PROBLEM DESCRIPTION
Your task is to copy every line of the entries that contains "sensor".

- Opening Delimiter -

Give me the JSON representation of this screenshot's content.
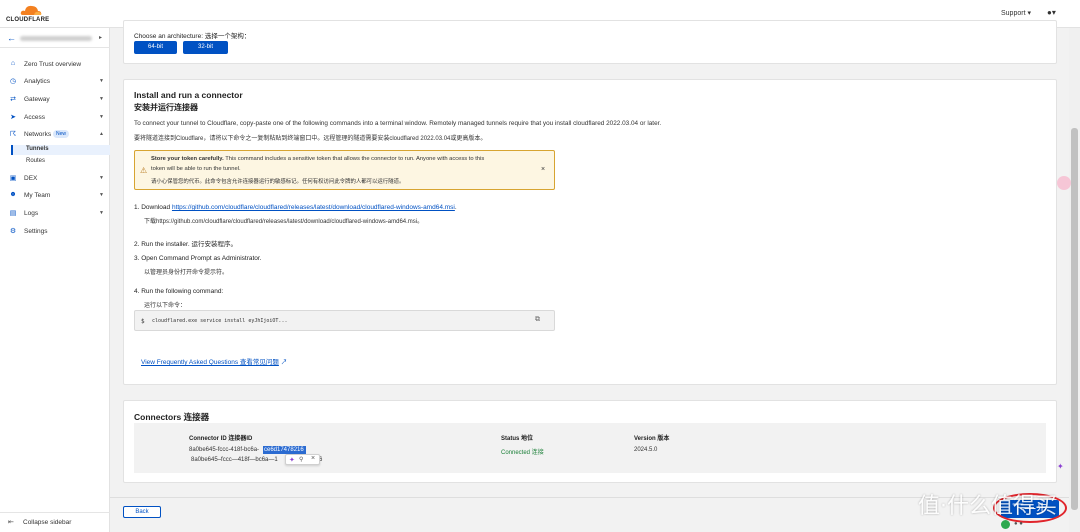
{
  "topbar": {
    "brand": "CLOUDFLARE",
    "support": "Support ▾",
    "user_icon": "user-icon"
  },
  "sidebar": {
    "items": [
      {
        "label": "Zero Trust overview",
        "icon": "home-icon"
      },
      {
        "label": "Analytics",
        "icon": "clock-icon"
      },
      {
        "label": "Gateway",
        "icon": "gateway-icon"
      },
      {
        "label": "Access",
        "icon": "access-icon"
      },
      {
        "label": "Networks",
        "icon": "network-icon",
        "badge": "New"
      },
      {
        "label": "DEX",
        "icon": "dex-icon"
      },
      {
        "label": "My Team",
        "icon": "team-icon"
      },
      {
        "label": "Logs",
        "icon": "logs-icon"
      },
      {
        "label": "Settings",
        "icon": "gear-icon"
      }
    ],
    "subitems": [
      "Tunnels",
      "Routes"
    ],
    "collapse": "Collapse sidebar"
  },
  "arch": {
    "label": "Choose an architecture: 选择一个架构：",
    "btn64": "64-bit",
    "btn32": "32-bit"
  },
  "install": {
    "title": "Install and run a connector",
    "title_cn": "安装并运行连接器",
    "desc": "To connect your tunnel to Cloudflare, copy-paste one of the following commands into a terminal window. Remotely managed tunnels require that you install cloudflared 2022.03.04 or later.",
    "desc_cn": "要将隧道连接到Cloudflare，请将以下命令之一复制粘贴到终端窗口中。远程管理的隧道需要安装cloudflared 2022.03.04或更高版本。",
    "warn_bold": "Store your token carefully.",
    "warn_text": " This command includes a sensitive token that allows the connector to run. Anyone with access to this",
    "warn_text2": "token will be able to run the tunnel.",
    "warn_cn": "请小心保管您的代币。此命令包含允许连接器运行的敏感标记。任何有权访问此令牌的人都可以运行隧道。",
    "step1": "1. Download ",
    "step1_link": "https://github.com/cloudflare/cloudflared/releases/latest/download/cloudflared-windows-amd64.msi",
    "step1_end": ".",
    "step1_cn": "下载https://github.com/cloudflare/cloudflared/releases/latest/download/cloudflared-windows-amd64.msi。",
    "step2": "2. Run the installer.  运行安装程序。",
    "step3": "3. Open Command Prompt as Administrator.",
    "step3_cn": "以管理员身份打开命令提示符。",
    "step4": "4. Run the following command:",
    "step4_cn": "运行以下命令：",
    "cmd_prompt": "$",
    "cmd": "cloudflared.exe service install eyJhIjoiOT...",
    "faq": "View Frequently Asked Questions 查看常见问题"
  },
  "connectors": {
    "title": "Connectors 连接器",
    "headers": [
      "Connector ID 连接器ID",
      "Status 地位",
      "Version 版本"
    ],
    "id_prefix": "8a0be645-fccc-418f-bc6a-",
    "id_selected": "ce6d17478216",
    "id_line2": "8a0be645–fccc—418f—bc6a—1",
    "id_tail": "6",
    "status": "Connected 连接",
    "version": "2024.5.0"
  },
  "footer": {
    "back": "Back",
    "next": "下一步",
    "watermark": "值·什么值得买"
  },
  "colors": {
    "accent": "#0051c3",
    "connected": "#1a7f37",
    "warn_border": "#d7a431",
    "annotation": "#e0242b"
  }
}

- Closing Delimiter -
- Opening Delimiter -

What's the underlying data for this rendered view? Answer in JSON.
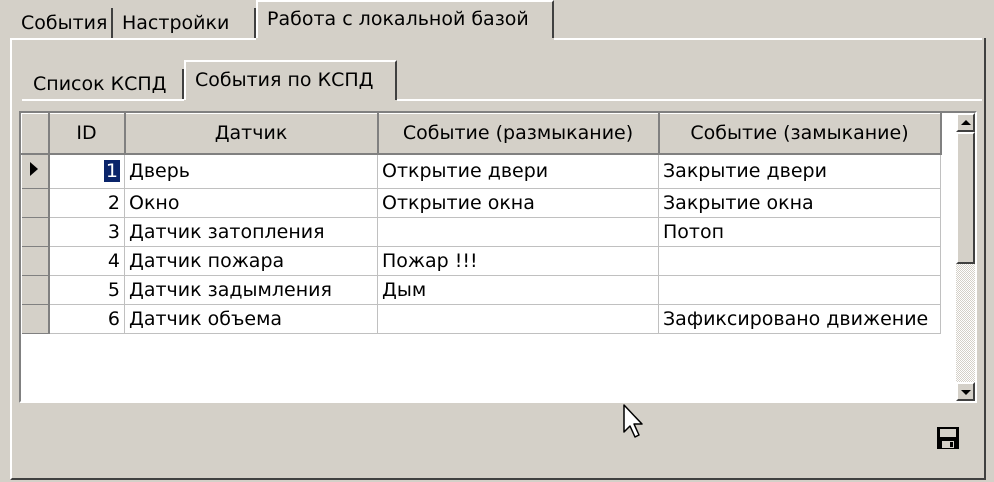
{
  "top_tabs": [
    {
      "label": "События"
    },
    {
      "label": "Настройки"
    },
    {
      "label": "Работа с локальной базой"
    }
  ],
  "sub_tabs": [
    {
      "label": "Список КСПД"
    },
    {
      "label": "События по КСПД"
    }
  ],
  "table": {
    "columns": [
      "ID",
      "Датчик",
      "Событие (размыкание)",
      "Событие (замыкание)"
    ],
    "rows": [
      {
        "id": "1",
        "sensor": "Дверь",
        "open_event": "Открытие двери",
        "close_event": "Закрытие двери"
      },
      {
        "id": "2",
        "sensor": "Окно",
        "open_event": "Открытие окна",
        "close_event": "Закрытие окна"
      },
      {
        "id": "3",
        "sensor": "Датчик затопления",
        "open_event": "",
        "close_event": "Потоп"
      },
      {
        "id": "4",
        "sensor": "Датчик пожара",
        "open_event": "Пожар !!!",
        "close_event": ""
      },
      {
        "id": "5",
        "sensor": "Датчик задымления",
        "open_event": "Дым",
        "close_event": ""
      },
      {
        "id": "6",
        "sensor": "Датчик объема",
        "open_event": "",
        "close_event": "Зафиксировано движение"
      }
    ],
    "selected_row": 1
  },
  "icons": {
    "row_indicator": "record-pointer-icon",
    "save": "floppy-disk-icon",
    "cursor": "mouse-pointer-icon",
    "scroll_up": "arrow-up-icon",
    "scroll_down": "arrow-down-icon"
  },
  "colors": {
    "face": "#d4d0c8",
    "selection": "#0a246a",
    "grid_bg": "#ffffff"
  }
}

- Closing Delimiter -

ANSWER BOX
        "sensor": "Дверь",
        "sensor": "Окно",
        "sensor": "Датчик затопления",
        "sensor": "Датчик пожара",
        "sensor": "Датчик задымления",
        "sensor": "Датчик объема",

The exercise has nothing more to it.